Brief
Find each line of the entries with the string "google", please, and copy it.

App and web page records
⟨
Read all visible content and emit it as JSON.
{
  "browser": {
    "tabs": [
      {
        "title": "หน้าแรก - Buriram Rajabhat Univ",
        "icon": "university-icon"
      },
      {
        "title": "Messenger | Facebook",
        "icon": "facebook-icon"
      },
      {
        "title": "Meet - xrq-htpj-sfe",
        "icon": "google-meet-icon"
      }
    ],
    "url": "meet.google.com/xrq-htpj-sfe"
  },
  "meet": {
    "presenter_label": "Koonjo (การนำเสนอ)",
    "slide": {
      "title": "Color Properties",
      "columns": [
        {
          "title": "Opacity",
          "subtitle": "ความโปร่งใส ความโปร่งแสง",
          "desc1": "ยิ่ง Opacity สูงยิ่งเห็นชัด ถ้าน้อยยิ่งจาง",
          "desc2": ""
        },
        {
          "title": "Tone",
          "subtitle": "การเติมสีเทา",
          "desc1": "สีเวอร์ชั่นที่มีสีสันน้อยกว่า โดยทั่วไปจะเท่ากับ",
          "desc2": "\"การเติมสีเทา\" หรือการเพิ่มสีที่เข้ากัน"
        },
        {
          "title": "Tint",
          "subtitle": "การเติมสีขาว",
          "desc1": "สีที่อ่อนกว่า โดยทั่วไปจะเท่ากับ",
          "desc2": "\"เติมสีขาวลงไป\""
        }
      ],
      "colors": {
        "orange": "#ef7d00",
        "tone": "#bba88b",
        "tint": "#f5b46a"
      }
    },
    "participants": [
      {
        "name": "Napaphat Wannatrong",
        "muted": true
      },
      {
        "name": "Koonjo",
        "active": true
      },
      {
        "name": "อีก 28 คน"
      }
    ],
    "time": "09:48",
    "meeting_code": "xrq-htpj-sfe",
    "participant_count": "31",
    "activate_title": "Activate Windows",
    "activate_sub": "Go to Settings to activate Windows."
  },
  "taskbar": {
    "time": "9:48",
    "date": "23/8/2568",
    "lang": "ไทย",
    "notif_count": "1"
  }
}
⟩
Result
        "icon": "google-meet-icon"
    "url": "meet.google.com/xrq-htpj-sfe"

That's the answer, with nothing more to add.